[Entries from a dataset of interfaces]
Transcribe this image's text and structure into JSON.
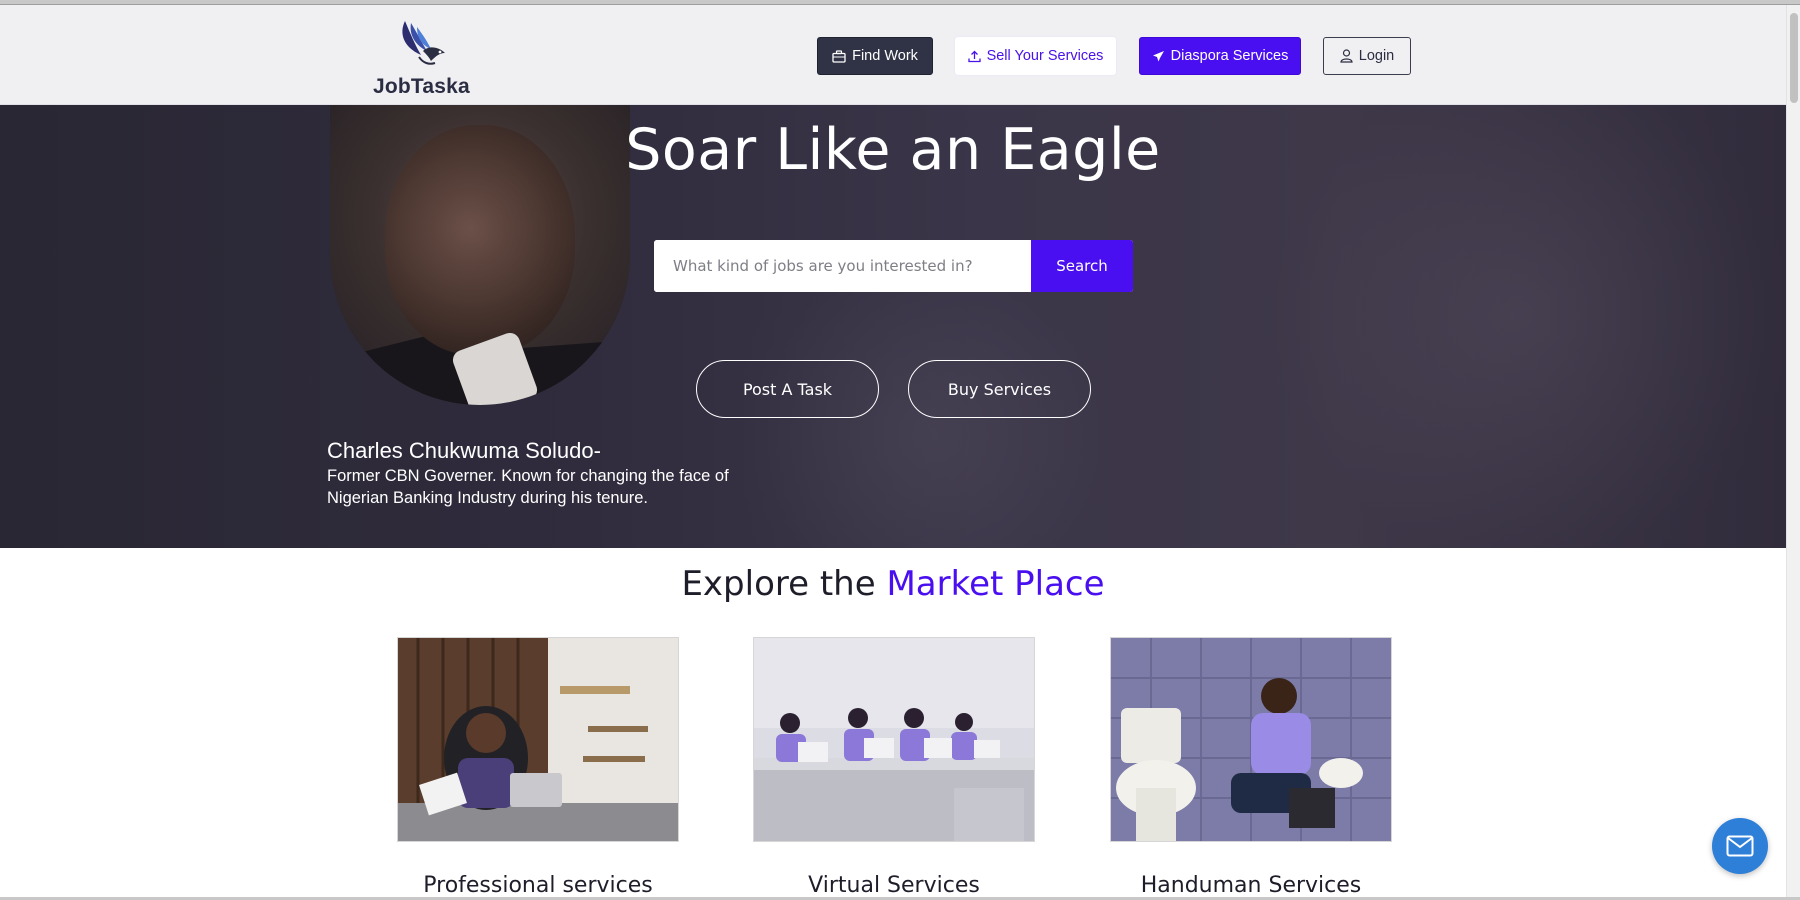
{
  "header": {
    "logo_text": "JobTaska",
    "nav": {
      "find_work": "Find Work",
      "sell_services": "Sell Your Services",
      "diaspora_services": "Diaspora Services",
      "login": "Login"
    }
  },
  "hero": {
    "title": "Soar Like an Eagle",
    "search": {
      "placeholder": "What kind of jobs are you interested in?",
      "value": "",
      "button_label": "Search"
    },
    "buttons": {
      "post_task": "Post A Task",
      "buy_services": "Buy Services"
    },
    "quote": {
      "name": "Charles Chukwuma Soludo-",
      "description": "Former CBN Governer. Known for changing the face of Nigerian Banking Industry during his tenure."
    }
  },
  "market": {
    "title_prefix": "Explore the ",
    "title_accent": "Market Place",
    "cards": [
      {
        "label": "Professional services"
      },
      {
        "label": "Virtual Services"
      },
      {
        "label": "Handuman Services"
      }
    ]
  },
  "colors": {
    "accent": "#4a0ff0",
    "header_bg": "#f0f0f3",
    "dark_button": "#2f3345",
    "chat_button": "#2d7fd8"
  },
  "icons": {
    "find_work": "briefcase-icon",
    "sell_services": "upload-icon",
    "diaspora_services": "plane-icon",
    "login": "user-icon",
    "chat": "envelope-icon"
  }
}
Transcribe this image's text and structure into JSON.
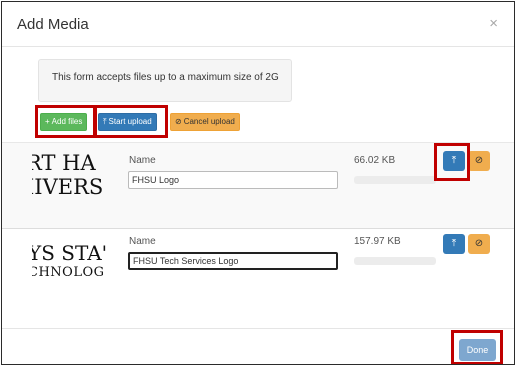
{
  "modal": {
    "title": "Add Media",
    "close_glyph": "×"
  },
  "info": {
    "text": "This form accepts files up to a maximum size of 2G"
  },
  "toolbar": {
    "add_files": {
      "label": "Add files",
      "icon": "plus-icon",
      "glyph": "+"
    },
    "start_upload": {
      "label": "Start upload",
      "icon": "upload-icon",
      "glyph": "⤒"
    },
    "cancel_upload": {
      "label": "Cancel upload",
      "icon": "ban-icon",
      "glyph": "⊘"
    }
  },
  "files": [
    {
      "preview_lines": [
        "RT HA",
        "IIVERS"
      ],
      "name_label": "Name",
      "name_value": "FHSU Logo",
      "size": "66.02 KB",
      "progress": 0,
      "upload_glyph": "⤒",
      "cancel_glyph": "⊘"
    },
    {
      "preview_lines": [
        "YS STA'",
        "CHNOLOG"
      ],
      "name_label": "Name",
      "name_value": "FHSU Tech Services Logo",
      "size": "157.97 KB",
      "progress": 0,
      "upload_glyph": "⤒",
      "cancel_glyph": "⊘"
    }
  ],
  "footer": {
    "done_label": "Done"
  },
  "colors": {
    "success": "#5cb85c",
    "primary": "#337ab7",
    "warning": "#f0ad4e",
    "highlight": "#c00000",
    "done_disabled": "#7ea7cf"
  }
}
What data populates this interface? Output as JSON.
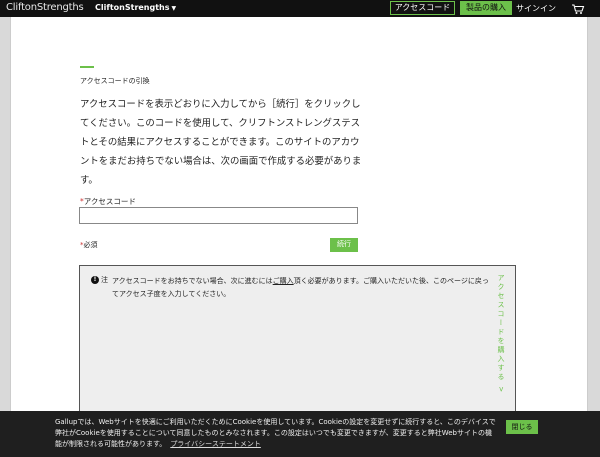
{
  "header": {
    "brand": "CliftonStrengths",
    "brand_menu": "CliftonStrengths",
    "access_code_button": "アクセスコード",
    "buy_button": "製品の購入",
    "signin": "サインイン",
    "cart_icon": "cart-icon"
  },
  "main": {
    "section_label": "アクセスコードの引換",
    "intro": "アクセスコードを表示どおりに入力してから［続行］をクリックしてください。このコードを使用して、クリフトンストレングステストとその結果にアクセスすることができます。このサイトのアカウントをまだお持ちでない場合は、次の画面で作成する必要があります。",
    "field_label": "アクセスコード",
    "field_value": "",
    "required_star": "*",
    "required_note": "必須",
    "continue_button": "続行"
  },
  "notice": {
    "icon": "info-icon",
    "tag": "注",
    "text_before": "アクセスコードをお持ちでない場合、次に進むには",
    "link_text": "ご購入",
    "text_after": "頂く必要があります。ご購入いただいた後、このページに戻ってアクセス子度を入力してください。",
    "vertical_link": "アクセスコードを購入する >"
  },
  "cookie": {
    "text": "Gallupでは、Webサイトを快適にご利用いただくためにCookieを使用しています。Cookieの設定を変更せずに続行すると、このデバイスで弊社がCookieを使用することについて同意したものとみなされます。この設定はいつでも変更できますが、変更すると弊社Webサイトの機能が制限される可能性があります。",
    "link": "プライバシーステートメント",
    "close_button": "閉じる"
  },
  "colors": {
    "accent_green": "#6cc04a",
    "nav_bg": "#111111",
    "cookie_bg": "#1f1f1f",
    "notice_bg": "#eeeeee"
  }
}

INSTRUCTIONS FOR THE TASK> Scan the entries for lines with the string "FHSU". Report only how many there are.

WRITTEN SOLUTION> 2